Work order:
Word for word, restate all of the entries.

Input data:
+ + + + +

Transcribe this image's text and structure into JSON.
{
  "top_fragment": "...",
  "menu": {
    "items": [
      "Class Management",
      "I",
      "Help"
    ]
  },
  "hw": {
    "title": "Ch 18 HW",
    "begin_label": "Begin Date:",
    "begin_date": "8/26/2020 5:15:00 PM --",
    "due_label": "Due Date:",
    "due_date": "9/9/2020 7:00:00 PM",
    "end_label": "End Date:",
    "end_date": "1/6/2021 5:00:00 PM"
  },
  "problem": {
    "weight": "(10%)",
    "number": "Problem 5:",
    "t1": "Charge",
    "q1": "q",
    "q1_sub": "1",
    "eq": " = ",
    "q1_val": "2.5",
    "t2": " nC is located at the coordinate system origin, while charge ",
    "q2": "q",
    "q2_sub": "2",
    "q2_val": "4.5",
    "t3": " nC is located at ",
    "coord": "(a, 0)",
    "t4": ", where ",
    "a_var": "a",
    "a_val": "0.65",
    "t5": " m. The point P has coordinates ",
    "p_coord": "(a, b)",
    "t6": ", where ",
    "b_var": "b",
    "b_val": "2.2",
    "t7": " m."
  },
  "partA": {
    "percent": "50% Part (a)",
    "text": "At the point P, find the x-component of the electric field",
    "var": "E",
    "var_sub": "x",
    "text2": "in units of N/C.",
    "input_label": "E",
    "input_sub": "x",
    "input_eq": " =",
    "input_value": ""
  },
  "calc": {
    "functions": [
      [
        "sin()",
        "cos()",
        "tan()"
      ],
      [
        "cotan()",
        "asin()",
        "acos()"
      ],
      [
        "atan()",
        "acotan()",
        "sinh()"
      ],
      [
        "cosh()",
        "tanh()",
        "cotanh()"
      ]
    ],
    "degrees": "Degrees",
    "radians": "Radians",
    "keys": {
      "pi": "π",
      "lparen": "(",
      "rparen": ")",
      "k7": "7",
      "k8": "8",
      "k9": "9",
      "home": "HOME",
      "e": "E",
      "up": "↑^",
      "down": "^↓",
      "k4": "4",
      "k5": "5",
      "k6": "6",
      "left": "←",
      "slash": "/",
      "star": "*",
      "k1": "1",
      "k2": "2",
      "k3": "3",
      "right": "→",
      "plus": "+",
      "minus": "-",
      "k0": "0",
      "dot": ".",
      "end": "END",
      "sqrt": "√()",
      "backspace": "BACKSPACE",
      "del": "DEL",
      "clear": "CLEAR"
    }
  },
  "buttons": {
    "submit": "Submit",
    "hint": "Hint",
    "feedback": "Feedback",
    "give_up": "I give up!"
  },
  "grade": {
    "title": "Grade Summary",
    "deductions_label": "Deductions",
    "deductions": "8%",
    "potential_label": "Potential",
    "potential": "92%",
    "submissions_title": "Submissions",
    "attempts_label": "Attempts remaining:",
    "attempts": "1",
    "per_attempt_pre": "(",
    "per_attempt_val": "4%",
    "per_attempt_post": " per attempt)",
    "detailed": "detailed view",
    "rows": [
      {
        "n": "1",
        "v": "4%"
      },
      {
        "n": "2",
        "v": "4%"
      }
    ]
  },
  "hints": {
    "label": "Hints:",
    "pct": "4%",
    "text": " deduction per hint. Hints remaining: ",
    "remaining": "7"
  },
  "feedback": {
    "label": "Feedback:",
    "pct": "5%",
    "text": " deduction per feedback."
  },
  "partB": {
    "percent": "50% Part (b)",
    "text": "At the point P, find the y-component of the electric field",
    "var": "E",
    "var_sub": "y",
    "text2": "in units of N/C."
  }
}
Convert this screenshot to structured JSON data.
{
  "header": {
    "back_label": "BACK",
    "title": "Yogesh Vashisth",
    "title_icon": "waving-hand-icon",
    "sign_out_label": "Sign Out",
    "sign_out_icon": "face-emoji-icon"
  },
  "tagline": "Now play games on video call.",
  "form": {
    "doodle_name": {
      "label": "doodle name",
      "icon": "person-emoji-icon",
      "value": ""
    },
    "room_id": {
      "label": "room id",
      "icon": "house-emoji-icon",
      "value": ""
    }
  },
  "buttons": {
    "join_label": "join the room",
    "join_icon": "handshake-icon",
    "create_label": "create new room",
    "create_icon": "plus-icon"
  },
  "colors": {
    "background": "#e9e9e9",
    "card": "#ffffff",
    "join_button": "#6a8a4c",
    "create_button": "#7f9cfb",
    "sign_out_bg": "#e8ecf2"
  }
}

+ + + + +

Written reply:
Transcribe this image's text and structure into JSON.
{
  "top_fragment": "...",
  "menu": {
    "items": [
      "Class Management",
      "I",
      "Help"
    ]
  },
  "hw": {
    "title": "Ch 18 HW",
    "begin_label": "Begin Date:",
    "begin_date": "8/26/2020 5:15:00 PM --",
    "due_label": "Due Date:",
    "due_date": "9/9/2020 7:00:00 PM",
    "end_label": "End Date:",
    "end_date": "1/6/2021 5:00:00 PM"
  },
  "problem": {
    "weight": "(10%)",
    "number": "Problem 5:",
    "t1": "Charge",
    "q1": "q",
    "q1_sub": "1",
    "eq": " = ",
    "q1_val": "2.5",
    "t2": " nC is located at the coordinate system origin, while charge ",
    "q2": "q",
    "q2_sub": "2",
    "q2_val": "4.5",
    "t3": " nC is located at ",
    "coord": "(a, 0)",
    "t4": ", where ",
    "a_var": "a",
    "a_val": "0.65",
    "t5": " m. The point P has coordinates ",
    "p_coord": "(a, b)",
    "t6": ", where ",
    "b_var": "b",
    "b_val": "2.2",
    "t7": " m."
  },
  "partA": {
    "percent": "50% Part (a)",
    "text": "At the point P, find the x-component of the electric field",
    "var": "E",
    "var_sub": "x",
    "text2": "in units of N/C.",
    "input_label": "E",
    "input_sub": "x",
    "input_eq": " =",
    "input_value": ""
  },
  "calc": {
    "functions": [
      [
        "sin()",
        "cos()",
        "tan()"
      ],
      [
        "cotan()",
        "asin()",
        "acos()"
      ],
      [
        "atan()",
        "acotan()",
        "sinh()"
      ],
      [
        "cosh()",
        "tanh()",
        "cotanh()"
      ]
    ],
    "degrees": "Degrees",
    "radians": "Radians",
    "keys": {
      "pi": "π",
      "lparen": "(",
      "rparen": ")",
      "k7": "7",
      "k8": "8",
      "k9": "9",
      "home": "HOME",
      "e": "E",
      "up": "↑^",
      "down": "^↓",
      "k4": "4",
      "k5": "5",
      "k6": "6",
      "left": "←",
      "slash": "/",
      "star": "*",
      "k1": "1",
      "k2": "2",
      "k3": "3",
      "right": "→",
      "plus": "+",
      "minus": "-",
      "k0": "0",
      "dot": ".",
      "end": "END",
      "sqrt": "√()",
      "backspace": "BACKSPACE",
      "del": "DEL",
      "clear": "CLEAR"
    }
  },
  "buttons": {
    "submit": "Submit",
    "hint": "Hint",
    "feedback": "Feedback",
    "give_up": "I give up!"
  },
  "grade": {
    "title": "Grade Summary",
    "deductions_label": "Deductions",
    "deductions": "8%",
    "potential_label": "Potential",
    "potential": "92%",
    "submissions_title": "Submissions",
    "attempts_label": "Attempts remaining:",
    "attempts": "1",
    "per_attempt_pre": "(",
    "per_attempt_val": "4%",
    "per_attempt_post": " per attempt)",
    "detailed": "detailed view",
    "rows": [
      {
        "n": "1",
        "v": "4%"
      },
      {
        "n": "2",
        "v": "4%"
      }
    ]
  },
  "hints": {
    "label": "Hints:",
    "pct": "4%",
    "text": " deduction per hint. Hints remaining: ",
    "remaining": "7"
  },
  "feedback": {
    "label": "Feedback:",
    "pct": "5%",
    "text": " deduction per feedback."
  },
  "partB": {
    "percent": "50% Part (b)",
    "text": "At the point P, find the y-component of the electric field",
    "var": "E",
    "var_sub": "y",
    "text2": "in units of N/C."
  }
}
Convert this screenshot to structured JSON data.
{
  "header": {
    "back_label": "BACK",
    "title": "Yogesh Vashisth",
    "title_icon": "waving-hand-icon",
    "sign_out_label": "Sign Out",
    "sign_out_icon": "face-emoji-icon"
  },
  "tagline": "Now play games on video call.",
  "form": {
    "doodle_name": {
      "label": "doodle name",
      "icon": "person-emoji-icon",
      "value": ""
    },
    "room_id": {
      "label": "room id",
      "icon": "house-emoji-icon",
      "value": ""
    }
  },
  "buttons": {
    "join_label": "join the room",
    "join_icon": "handshake-icon",
    "create_label": "create new room",
    "create_icon": "plus-icon"
  },
  "colors": {
    "background": "#e9e9e9",
    "card": "#ffffff",
    "join_button": "#6a8a4c",
    "create_button": "#7f9cfb",
    "sign_out_bg": "#e8ecf2"
  }
}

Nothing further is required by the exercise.